PROMPT
Report, as a bare number, how many lines in the data contain "fenneqy".

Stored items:
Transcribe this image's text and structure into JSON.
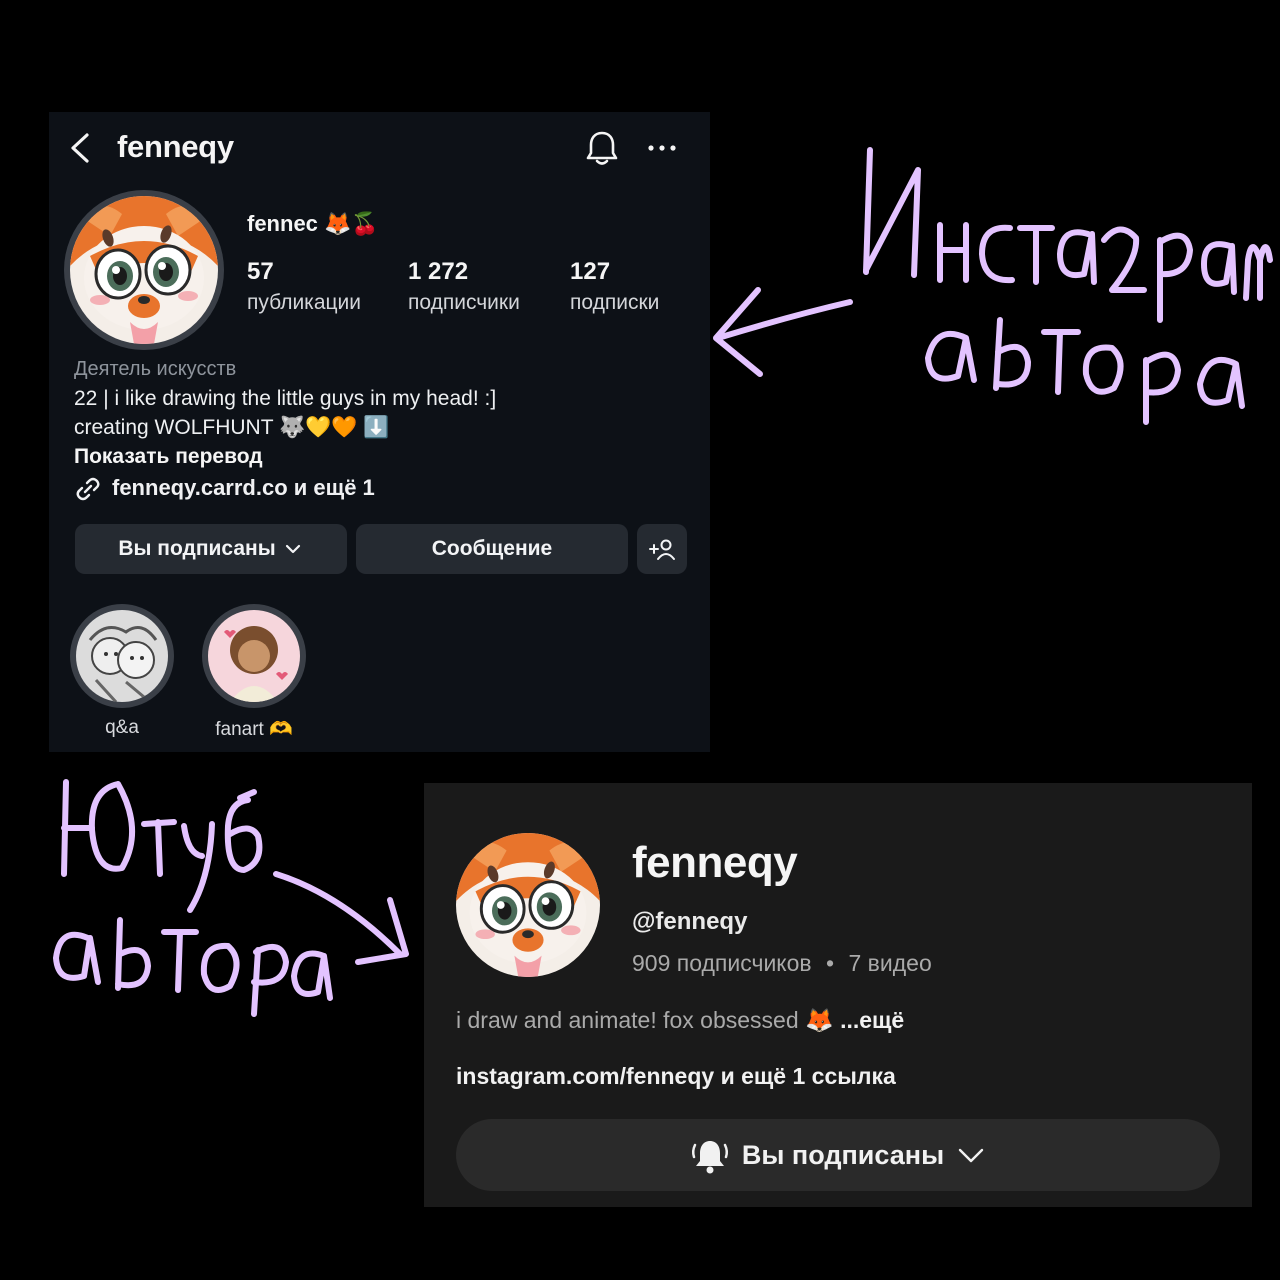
{
  "instagram": {
    "header": {
      "username": "fenneqy"
    },
    "profile": {
      "display_name": "fennec 🦊🍒",
      "stats": [
        {
          "value": "57",
          "label": "публикации"
        },
        {
          "value": "1 272",
          "label": "подписчики"
        },
        {
          "value": "127",
          "label": "подписки"
        }
      ],
      "category": "Деятель искусств",
      "bio_line1": "22 | i like drawing the little guys in my head! :]",
      "bio_line2": "creating WOLFHUNT 🐺💛🧡 ⬇️",
      "translate_label": "Показать перевод",
      "link_text": "fenneqy.carrd.co и ещё 1"
    },
    "buttons": {
      "following": "Вы подписаны",
      "message": "Сообщение"
    },
    "highlights": [
      {
        "label": "q&a"
      },
      {
        "label": "fanart 🫶"
      }
    ]
  },
  "youtube": {
    "channel_name": "fenneqy",
    "handle": "@fenneqy",
    "subscribers": "909 подписчиков",
    "separator": "•",
    "videos": "7 видео",
    "description": "i draw and animate! fox obsessed 🦊",
    "more_label": "...ещё",
    "links": "instagram.com/fenneqy и ещё 1 ссылка",
    "subscribed_label": "Вы подписаны"
  },
  "colors": {
    "ig_bg": "#0d1117",
    "yt_bg": "#1a1a1a",
    "annotation": "#e3c3ff",
    "fox_orange": "#e8742c"
  }
}
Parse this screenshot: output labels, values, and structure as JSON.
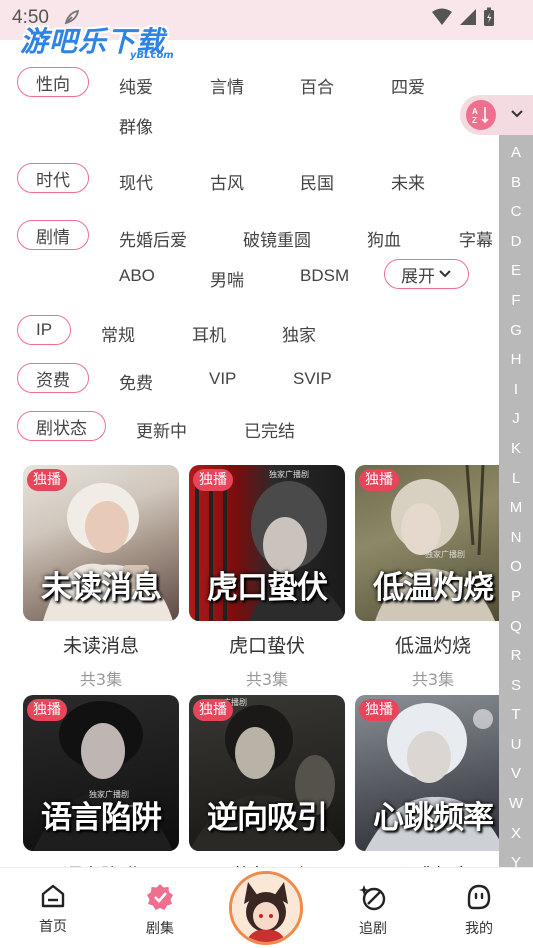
{
  "status": {
    "time": "4:50"
  },
  "watermark": {
    "text": "游吧乐下载",
    "sub": "yBLcom"
  },
  "filters": {
    "orientation": {
      "label": "性向",
      "options": [
        "纯爱",
        "言情",
        "百合",
        "四爱",
        "群像"
      ]
    },
    "era": {
      "label": "时代",
      "options": [
        "现代",
        "古风",
        "民国",
        "未来"
      ]
    },
    "plot": {
      "label": "剧情",
      "options": [
        "先婚后爱",
        "破镜重圆",
        "狗血",
        "字幕",
        "ABO",
        "男喘",
        "BDSM"
      ],
      "expand": "展开"
    },
    "ip": {
      "label": "IP",
      "options": [
        "常规",
        "耳机",
        "独家"
      ]
    },
    "fee": {
      "label": "资费",
      "options": [
        "免费",
        "VIP",
        "SVIP"
      ]
    },
    "state": {
      "label": "剧状态",
      "options": [
        "更新中",
        "已完结"
      ]
    }
  },
  "alphabet": [
    "A",
    "B",
    "C",
    "D",
    "E",
    "F",
    "G",
    "H",
    "I",
    "J",
    "K",
    "L",
    "M",
    "N",
    "O",
    "P",
    "Q",
    "R",
    "S",
    "T",
    "U",
    "V",
    "W",
    "X",
    "Y"
  ],
  "cards": [
    {
      "badge": "独播",
      "cover_text": "未读消息",
      "title": "未读消息",
      "count": "共3集",
      "tag": ""
    },
    {
      "badge": "独播",
      "cover_text": "虎口蛰伏",
      "title": "虎口蛰伏",
      "count": "共3集",
      "tag": "独家广播剧"
    },
    {
      "badge": "独播",
      "cover_text": "低温灼烧",
      "title": "低温灼烧",
      "count": "共3集",
      "tag": "独家广播剧"
    },
    {
      "badge": "独播",
      "cover_text": "语言陷阱",
      "title": "语言陷阱",
      "count": "",
      "tag": "独家广播剧"
    },
    {
      "badge": "独播",
      "cover_text": "逆向吸引",
      "title": "逆向吸引",
      "count": "",
      "tag": "广播剧"
    },
    {
      "badge": "独播",
      "cover_text": "心跳频率",
      "title": "心跳频率",
      "count": "",
      "tag": ""
    }
  ],
  "nav": {
    "home": "首页",
    "drama": "剧集",
    "follow": "追剧",
    "mine": "我的"
  },
  "colors": {
    "accent": "#ef6f8e",
    "badge": "#e8445a",
    "sidebar": "#b9b9b9"
  }
}
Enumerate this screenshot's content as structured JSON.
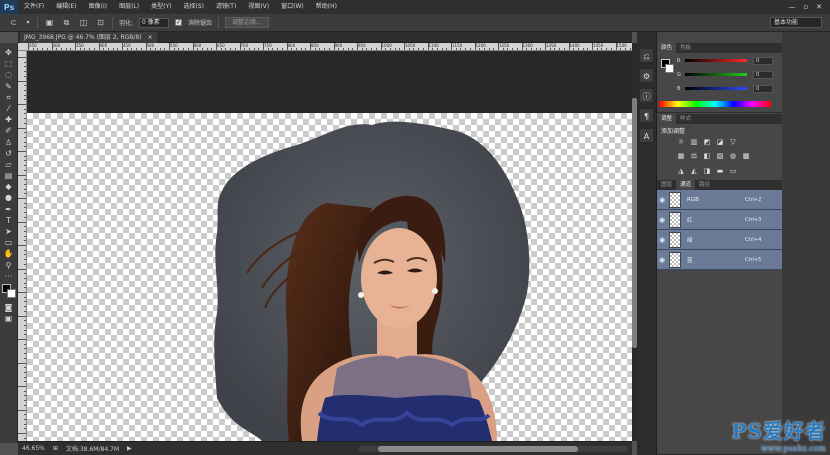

THE COMPLETED TASK
5